### The task
Copy out each line below exactly as it appears.

### Given data
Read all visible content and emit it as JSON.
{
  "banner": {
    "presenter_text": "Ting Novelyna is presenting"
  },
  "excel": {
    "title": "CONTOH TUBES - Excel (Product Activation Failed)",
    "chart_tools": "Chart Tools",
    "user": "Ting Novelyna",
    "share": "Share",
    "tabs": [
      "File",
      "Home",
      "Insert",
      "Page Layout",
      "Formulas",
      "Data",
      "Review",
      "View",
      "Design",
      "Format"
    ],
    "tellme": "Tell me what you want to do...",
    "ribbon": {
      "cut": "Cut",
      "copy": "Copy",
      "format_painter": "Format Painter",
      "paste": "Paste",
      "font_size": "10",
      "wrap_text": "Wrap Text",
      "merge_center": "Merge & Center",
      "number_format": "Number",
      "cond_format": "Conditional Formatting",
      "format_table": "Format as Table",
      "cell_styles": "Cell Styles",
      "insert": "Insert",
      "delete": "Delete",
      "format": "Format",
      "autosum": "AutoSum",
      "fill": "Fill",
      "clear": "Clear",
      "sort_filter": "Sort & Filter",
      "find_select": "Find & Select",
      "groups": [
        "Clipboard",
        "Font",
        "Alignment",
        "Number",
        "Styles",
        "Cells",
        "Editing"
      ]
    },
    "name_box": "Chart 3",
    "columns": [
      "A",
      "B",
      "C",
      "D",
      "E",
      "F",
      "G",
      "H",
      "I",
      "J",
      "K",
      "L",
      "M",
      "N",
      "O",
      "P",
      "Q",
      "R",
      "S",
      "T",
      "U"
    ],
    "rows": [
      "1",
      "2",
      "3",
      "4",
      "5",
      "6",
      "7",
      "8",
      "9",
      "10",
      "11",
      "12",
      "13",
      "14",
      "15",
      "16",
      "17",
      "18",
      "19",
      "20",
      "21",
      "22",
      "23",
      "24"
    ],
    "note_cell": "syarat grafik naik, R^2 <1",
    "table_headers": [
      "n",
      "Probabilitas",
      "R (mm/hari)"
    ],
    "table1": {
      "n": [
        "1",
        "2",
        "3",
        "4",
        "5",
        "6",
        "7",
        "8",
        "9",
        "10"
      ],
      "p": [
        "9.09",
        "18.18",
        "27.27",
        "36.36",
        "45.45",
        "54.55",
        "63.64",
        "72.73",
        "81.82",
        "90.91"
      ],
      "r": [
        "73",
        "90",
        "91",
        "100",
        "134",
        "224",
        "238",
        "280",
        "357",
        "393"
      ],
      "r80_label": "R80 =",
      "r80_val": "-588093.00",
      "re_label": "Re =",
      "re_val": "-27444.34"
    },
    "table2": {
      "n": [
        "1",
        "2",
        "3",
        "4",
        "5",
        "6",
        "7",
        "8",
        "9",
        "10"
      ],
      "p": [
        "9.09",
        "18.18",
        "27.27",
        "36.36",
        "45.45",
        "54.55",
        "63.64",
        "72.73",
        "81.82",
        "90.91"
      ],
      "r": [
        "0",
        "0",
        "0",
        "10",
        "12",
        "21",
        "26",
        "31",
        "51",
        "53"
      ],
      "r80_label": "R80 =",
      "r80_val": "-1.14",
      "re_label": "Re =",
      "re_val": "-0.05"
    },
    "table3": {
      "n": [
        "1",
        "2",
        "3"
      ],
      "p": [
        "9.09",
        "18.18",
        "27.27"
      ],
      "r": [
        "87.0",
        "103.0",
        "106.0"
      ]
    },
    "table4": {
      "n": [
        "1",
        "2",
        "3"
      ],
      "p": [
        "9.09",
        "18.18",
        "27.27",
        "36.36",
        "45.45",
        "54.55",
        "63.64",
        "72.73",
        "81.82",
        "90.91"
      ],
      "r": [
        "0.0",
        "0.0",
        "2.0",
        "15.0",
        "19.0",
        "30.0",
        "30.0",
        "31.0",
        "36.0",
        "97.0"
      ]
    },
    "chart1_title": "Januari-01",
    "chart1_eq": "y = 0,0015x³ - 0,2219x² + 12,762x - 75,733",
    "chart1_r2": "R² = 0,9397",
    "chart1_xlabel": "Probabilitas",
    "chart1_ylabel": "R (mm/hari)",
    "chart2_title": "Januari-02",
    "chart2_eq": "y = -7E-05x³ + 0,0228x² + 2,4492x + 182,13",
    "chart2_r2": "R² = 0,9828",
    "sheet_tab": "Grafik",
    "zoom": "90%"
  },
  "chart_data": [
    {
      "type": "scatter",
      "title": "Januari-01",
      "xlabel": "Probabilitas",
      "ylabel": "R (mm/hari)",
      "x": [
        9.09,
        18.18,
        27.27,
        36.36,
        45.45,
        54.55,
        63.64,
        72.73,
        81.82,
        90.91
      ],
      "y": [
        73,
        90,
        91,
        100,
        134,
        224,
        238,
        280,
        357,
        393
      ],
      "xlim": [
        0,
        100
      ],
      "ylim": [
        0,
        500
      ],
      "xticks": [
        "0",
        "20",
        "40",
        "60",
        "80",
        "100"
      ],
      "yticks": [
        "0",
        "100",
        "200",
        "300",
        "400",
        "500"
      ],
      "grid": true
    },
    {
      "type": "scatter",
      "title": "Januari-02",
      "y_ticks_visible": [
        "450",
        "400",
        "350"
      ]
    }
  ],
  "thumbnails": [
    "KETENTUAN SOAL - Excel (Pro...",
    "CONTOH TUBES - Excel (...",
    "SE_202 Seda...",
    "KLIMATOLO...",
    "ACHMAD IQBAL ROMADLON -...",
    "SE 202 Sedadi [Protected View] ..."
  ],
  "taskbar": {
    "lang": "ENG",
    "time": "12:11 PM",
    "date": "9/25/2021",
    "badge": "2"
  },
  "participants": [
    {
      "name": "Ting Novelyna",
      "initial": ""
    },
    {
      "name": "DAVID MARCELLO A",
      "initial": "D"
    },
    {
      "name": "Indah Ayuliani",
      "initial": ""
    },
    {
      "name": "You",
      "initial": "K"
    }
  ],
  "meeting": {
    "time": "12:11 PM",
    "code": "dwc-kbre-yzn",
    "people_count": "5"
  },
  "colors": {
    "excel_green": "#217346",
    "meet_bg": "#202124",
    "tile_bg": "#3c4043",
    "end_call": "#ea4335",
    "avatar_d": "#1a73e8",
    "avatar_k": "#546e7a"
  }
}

### Answer to this problem
Read all visible content and emit it as JSON.
{
  "banner": {
    "presenter_text": "Ting Novelyna is presenting"
  },
  "excel": {
    "title": "CONTOH TUBES - Excel (Product Activation Failed)",
    "chart_tools": "Chart Tools",
    "user": "Ting Novelyna",
    "share": "Share",
    "tabs": [
      "File",
      "Home",
      "Insert",
      "Page Layout",
      "Formulas",
      "Data",
      "Review",
      "View",
      "Design",
      "Format"
    ],
    "tellme": "Tell me what you want to do...",
    "ribbon": {
      "cut": "Cut",
      "copy": "Copy",
      "format_painter": "Format Painter",
      "paste": "Paste",
      "font_size": "10",
      "wrap_text": "Wrap Text",
      "merge_center": "Merge & Center",
      "number_format": "Number",
      "cond_format": "Conditional Formatting",
      "format_table": "Format as Table",
      "cell_styles": "Cell Styles",
      "insert": "Insert",
      "delete": "Delete",
      "format": "Format",
      "autosum": "AutoSum",
      "fill": "Fill",
      "clear": "Clear",
      "sort_filter": "Sort & Filter",
      "find_select": "Find & Select",
      "groups": [
        "Clipboard",
        "Font",
        "Alignment",
        "Number",
        "Styles",
        "Cells",
        "Editing"
      ]
    },
    "name_box": "Chart 3",
    "columns": [
      "A",
      "B",
      "C",
      "D",
      "E",
      "F",
      "G",
      "H",
      "I",
      "J",
      "K",
      "L",
      "M",
      "N",
      "O",
      "P",
      "Q",
      "R",
      "S",
      "T",
      "U"
    ],
    "rows": [
      "1",
      "2",
      "3",
      "4",
      "5",
      "6",
      "7",
      "8",
      "9",
      "10",
      "11",
      "12",
      "13",
      "14",
      "15",
      "16",
      "17",
      "18",
      "19",
      "20",
      "21",
      "22",
      "23",
      "24"
    ],
    "note_cell": "syarat grafik naik, R^2 <1",
    "table_headers": [
      "n",
      "Probabilitas",
      "R (mm/hari)"
    ],
    "table1": {
      "n": [
        "1",
        "2",
        "3",
        "4",
        "5",
        "6",
        "7",
        "8",
        "9",
        "10"
      ],
      "p": [
        "9.09",
        "18.18",
        "27.27",
        "36.36",
        "45.45",
        "54.55",
        "63.64",
        "72.73",
        "81.82",
        "90.91"
      ],
      "r": [
        "73",
        "90",
        "91",
        "100",
        "134",
        "224",
        "238",
        "280",
        "357",
        "393"
      ],
      "r80_label": "R80 =",
      "r80_val": "-588093.00",
      "re_label": "Re =",
      "re_val": "-27444.34"
    },
    "table2": {
      "n": [
        "1",
        "2",
        "3",
        "4",
        "5",
        "6",
        "7",
        "8",
        "9",
        "10"
      ],
      "p": [
        "9.09",
        "18.18",
        "27.27",
        "36.36",
        "45.45",
        "54.55",
        "63.64",
        "72.73",
        "81.82",
        "90.91"
      ],
      "r": [
        "0",
        "0",
        "0",
        "10",
        "12",
        "21",
        "26",
        "31",
        "51",
        "53"
      ],
      "r80_label": "R80 =",
      "r80_val": "-1.14",
      "re_label": "Re =",
      "re_val": "-0.05"
    },
    "table3": {
      "n": [
        "1",
        "2",
        "3"
      ],
      "p": [
        "9.09",
        "18.18",
        "27.27"
      ],
      "r": [
        "87.0",
        "103.0",
        "106.0"
      ]
    },
    "table4": {
      "n": [
        "1",
        "2",
        "3"
      ],
      "p": [
        "9.09",
        "18.18",
        "27.27",
        "36.36",
        "45.45",
        "54.55",
        "63.64",
        "72.73",
        "81.82",
        "90.91"
      ],
      "r": [
        "0.0",
        "0.0",
        "2.0",
        "15.0",
        "19.0",
        "30.0",
        "30.0",
        "31.0",
        "36.0",
        "97.0"
      ]
    },
    "chart1_title": "Januari-01",
    "chart1_eq": "y = 0,0015x³ - 0,2219x² + 12,762x - 75,733",
    "chart1_r2": "R² = 0,9397",
    "chart1_xlabel": "Probabilitas",
    "chart1_ylabel": "R (mm/hari)",
    "chart2_title": "Januari-02",
    "chart2_eq": "y = -7E-05x³ + 0,0228x² + 2,4492x + 182,13",
    "chart2_r2": "R² = 0,9828",
    "sheet_tab": "Grafik",
    "zoom": "90%"
  },
  "chart_data": [
    {
      "type": "scatter",
      "title": "Januari-01",
      "xlabel": "Probabilitas",
      "ylabel": "R (mm/hari)",
      "x": [
        9.09,
        18.18,
        27.27,
        36.36,
        45.45,
        54.55,
        63.64,
        72.73,
        81.82,
        90.91
      ],
      "y": [
        73,
        90,
        91,
        100,
        134,
        224,
        238,
        280,
        357,
        393
      ],
      "xlim": [
        0,
        100
      ],
      "ylim": [
        0,
        500
      ],
      "xticks": [
        "0",
        "20",
        "40",
        "60",
        "80",
        "100"
      ],
      "yticks": [
        "0",
        "100",
        "200",
        "300",
        "400",
        "500"
      ],
      "grid": true
    },
    {
      "type": "scatter",
      "title": "Januari-02",
      "y_ticks_visible": [
        "450",
        "400",
        "350"
      ]
    }
  ],
  "thumbnails": [
    "KETENTUAN SOAL - Excel (Pro...",
    "CONTOH TUBES - Excel (...",
    "SE_202 Seda...",
    "KLIMATOLO...",
    "ACHMAD IQBAL ROMADLON -...",
    "SE 202 Sedadi [Protected View] ..."
  ],
  "taskbar": {
    "lang": "ENG",
    "time": "12:11 PM",
    "date": "9/25/2021",
    "badge": "2"
  },
  "participants": [
    {
      "name": "Ting Novelyna",
      "initial": ""
    },
    {
      "name": "DAVID MARCELLO A",
      "initial": "D"
    },
    {
      "name": "Indah Ayuliani",
      "initial": ""
    },
    {
      "name": "You",
      "initial": "K"
    }
  ],
  "meeting": {
    "time": "12:11 PM",
    "code": "dwc-kbre-yzn",
    "people_count": "5"
  },
  "colors": {
    "excel_green": "#217346",
    "meet_bg": "#202124",
    "tile_bg": "#3c4043",
    "end_call": "#ea4335",
    "avatar_d": "#1a73e8",
    "avatar_k": "#546e7a"
  }
}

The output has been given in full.